Email updates

Keep up to date with the latest news and content from JNER and BioMed Central.

Open Access Research

A state-based, proportional myoelectric control method: online validation and comparison with the clinical state-of-the-art

Ning Jiang1, Thomas Lorrain2 and Dario Farina1*

Author Affiliations

1 Department of Neurorehabilitation Engineering, Berstein Focus Neurotechnology Göttingen, Bernstein Center for Computational Neuroscience, University Medical Center Göttingen, Georg-August University, Von-Siebold-Str. 6, Göttingen 37075, Germany

2 RMS Signal & Innovation, BP 40054, Aix en Provence, Cedex 3 13792, France

For all author emails, please log on.

Journal of NeuroEngineering and Rehabilitation 2014, 11:110  doi:10.1186/1743-0003-11-110

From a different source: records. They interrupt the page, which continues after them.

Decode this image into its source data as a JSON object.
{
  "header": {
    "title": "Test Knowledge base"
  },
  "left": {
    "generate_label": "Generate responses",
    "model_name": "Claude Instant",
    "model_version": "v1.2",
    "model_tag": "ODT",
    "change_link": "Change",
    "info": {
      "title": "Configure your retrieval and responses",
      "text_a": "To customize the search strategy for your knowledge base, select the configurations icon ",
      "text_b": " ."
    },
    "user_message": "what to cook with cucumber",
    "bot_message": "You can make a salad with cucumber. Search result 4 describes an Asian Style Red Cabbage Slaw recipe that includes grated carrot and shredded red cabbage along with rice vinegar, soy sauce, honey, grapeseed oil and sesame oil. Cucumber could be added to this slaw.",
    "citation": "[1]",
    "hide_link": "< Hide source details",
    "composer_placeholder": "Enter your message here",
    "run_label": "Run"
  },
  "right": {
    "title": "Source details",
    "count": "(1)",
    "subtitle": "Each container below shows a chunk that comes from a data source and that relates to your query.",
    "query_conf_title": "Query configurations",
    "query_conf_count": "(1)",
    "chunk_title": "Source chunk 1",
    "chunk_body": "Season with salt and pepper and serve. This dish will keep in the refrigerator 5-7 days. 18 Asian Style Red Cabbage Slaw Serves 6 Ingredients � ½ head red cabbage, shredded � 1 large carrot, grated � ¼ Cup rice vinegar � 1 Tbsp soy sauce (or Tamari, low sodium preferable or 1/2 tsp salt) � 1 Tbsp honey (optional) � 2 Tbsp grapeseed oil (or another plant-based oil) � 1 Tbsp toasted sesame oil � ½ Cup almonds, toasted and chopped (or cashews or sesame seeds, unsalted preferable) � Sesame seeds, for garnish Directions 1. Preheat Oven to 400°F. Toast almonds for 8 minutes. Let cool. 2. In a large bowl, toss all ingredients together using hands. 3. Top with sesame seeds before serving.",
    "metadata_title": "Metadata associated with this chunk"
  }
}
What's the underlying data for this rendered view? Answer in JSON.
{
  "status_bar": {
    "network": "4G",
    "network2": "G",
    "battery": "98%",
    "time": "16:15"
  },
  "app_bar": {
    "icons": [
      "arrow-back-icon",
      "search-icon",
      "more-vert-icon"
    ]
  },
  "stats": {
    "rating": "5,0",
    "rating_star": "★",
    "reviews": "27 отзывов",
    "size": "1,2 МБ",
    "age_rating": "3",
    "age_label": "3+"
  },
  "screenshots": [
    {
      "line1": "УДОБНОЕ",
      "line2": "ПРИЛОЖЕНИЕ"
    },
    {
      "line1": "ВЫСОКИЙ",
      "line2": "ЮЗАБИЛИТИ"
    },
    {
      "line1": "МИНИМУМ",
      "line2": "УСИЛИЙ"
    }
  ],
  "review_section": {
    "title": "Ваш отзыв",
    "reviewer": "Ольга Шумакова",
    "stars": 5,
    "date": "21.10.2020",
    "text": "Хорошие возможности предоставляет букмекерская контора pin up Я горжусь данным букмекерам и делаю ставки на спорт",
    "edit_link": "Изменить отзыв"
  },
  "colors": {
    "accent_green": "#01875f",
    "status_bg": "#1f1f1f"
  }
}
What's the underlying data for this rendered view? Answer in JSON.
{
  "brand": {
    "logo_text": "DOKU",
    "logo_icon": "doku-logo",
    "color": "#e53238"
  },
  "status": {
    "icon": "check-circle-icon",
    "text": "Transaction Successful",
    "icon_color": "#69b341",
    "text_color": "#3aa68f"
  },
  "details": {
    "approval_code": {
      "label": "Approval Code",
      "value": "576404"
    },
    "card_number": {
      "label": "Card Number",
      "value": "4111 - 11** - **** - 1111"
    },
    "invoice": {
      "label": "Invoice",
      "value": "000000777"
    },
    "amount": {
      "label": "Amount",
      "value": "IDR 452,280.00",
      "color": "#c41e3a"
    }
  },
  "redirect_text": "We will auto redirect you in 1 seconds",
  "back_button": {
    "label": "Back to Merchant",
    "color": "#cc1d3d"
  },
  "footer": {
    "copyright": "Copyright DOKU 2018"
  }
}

Published: 10 July 2014

Abstract

Background

Current clinical myoelectric systems provide unnatural prosthesis control, with limited functionality. In this study, we propose a proportional state-based control method, which allows switching between functions in a more natural and intuitive way than the traditional co-contraction switch method.

Methods

We validated the ability of the proposed system to provide precise control in both position and velocity modes. Two tests were performed with online visual feedback, involving target reaching and direct force control in grasping. The performance of the system was evaluated both on a subject with limb deficiency and in 9 intact-limbed subjects, controlling two degrees of freedom (DoF) of the hand and wrist.

Results

The system allowed completion of the tasks involving 1-DoF with task completion rate >96% and of those involving 2-DoF with completion rate >91%. When compared with the clinical/industrial state-of-the-art approach and with a classic pattern recognition approach, the proposed method significantly improved the performance in the 2-DoF tasks. The completion rate in grasping force control was >97% on average.

Conclusions

These results indicate that, using the proposed system, subjects were successfully able to operate two DoFs, and to achieve precise force control in grasping. Thus, the proposed state-based method could be a suitable alternative for commercial myoelectric devices, providing reliable and intuitive control of two DoFs.

Keywords:
Prosthetic control; Electromyography; Signal processing; Proportional control; Pattern recognition